GUELPH -- Fresh air and a beautiful view are part of a goal to end chronic homelessness in Guelph and Wellington by 2023.

A pilot project with Ignatius Jesuit Centre, a non-verbal healing retreat in north Guelph, is taking a new approach to homelessness. The retreat has been closed since the pandemic began.

"Our retreaters come from all around the world and we couldn't possibly imagine accommodating them during a pandemic," director of operations Lisa Calzonetti said.

The county saw an opportunity that lined up their their housing-first philosophy.

"That's where you prioritize getting people housed so that they can work on their needs and addressing their needs," Wellington County director of housing Mark Poste said. "We know it's hard for people to prioritize anything if they don't have a place to call home."

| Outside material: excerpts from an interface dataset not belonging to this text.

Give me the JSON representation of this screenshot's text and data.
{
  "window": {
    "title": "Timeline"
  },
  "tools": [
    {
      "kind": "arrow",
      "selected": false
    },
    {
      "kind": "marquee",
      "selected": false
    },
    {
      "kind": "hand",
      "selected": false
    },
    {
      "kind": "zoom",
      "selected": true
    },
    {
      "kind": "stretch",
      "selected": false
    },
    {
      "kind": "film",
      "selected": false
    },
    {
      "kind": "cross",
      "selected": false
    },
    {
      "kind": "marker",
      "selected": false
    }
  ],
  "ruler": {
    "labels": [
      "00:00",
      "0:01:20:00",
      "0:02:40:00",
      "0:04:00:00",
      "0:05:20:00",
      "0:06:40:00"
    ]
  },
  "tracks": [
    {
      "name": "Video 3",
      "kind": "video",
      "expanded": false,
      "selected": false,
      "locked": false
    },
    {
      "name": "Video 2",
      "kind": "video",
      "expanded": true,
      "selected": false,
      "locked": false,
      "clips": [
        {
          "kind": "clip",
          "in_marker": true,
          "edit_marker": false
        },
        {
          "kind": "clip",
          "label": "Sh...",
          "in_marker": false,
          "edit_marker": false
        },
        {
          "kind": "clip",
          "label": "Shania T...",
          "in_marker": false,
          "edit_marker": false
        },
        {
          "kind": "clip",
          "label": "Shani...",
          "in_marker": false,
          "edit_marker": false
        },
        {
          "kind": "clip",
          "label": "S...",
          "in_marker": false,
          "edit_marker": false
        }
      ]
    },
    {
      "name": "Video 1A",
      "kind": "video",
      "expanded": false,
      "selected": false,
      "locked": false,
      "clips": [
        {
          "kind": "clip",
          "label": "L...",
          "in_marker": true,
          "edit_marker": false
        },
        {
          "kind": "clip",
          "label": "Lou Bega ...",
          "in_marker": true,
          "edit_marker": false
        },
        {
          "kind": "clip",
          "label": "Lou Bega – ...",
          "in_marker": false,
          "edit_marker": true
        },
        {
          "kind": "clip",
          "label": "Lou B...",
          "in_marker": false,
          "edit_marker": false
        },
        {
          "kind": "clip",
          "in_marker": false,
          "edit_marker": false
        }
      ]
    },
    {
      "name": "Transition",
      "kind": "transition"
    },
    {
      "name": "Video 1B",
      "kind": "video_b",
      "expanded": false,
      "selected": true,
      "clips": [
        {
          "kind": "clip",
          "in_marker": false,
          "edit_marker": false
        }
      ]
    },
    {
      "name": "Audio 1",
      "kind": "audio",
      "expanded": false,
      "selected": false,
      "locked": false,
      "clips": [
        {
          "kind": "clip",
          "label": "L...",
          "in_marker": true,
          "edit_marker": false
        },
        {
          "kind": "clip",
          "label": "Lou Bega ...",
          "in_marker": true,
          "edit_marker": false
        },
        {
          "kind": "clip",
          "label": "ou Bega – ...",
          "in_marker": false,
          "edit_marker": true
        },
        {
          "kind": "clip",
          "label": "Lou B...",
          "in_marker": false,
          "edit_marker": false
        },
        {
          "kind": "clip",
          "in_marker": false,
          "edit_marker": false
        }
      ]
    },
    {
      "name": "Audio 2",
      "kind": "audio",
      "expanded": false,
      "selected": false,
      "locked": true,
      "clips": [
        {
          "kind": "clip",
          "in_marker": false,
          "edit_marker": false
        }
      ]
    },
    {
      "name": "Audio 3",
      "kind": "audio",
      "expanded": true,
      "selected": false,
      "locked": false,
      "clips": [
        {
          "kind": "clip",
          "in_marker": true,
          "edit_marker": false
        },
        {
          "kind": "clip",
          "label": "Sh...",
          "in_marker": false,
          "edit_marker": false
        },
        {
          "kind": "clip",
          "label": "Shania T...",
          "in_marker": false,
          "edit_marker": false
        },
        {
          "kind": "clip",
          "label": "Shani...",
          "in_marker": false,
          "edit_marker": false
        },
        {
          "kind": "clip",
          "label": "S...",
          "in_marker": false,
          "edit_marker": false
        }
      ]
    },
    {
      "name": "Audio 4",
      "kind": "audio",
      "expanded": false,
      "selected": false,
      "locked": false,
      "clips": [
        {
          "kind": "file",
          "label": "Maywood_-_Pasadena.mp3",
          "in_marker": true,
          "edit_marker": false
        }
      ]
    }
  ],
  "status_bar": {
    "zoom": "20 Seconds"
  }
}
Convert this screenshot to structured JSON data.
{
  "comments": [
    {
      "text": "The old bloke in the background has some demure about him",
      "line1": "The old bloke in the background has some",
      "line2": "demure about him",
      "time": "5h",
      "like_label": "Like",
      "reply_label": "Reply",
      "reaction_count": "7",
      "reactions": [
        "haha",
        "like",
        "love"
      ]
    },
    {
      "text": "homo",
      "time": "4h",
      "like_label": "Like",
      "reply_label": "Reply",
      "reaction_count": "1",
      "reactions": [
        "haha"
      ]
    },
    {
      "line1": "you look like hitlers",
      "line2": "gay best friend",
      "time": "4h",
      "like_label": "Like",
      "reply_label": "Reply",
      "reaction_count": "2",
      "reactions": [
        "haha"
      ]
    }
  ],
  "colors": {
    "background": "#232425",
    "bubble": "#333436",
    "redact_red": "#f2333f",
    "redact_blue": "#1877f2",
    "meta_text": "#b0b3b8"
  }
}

The pilot project will allow up to 50 people to live at the centre with their own room, giving them a place to stay for 24 hours a day for up to 40 days. Traditional emergency shelters provide lodgings for overnight stays only.

"It would be an all-encompassing experience," Calzonetti said. "They would live here, eat, work."

The property offers a kitchen, counselling and addictions treatment. Staff are also available to help transition to permanent housing.

It will cost the county about $1.1 million for the year.

The housing-first approach was successful during the early stages of the pandemic. The three emergency shelters in the region were shut down because people weren't able to physically distance. People were instead given a hotel room while still accessing transitional services.

"We saw really great results from that and started looking what other options we could look at, first off to become more resilient," Poste said.

During that time, 31 people secured permanent housing and county officials said there was an overall improvement in health and a decline in emergency service use.

The centre will return to normal at the end of the pilot project.

A report detailing the Social Service Committee’s findings during the altered pandemic response to homelessness can be found on page 62 of their October committee agenda.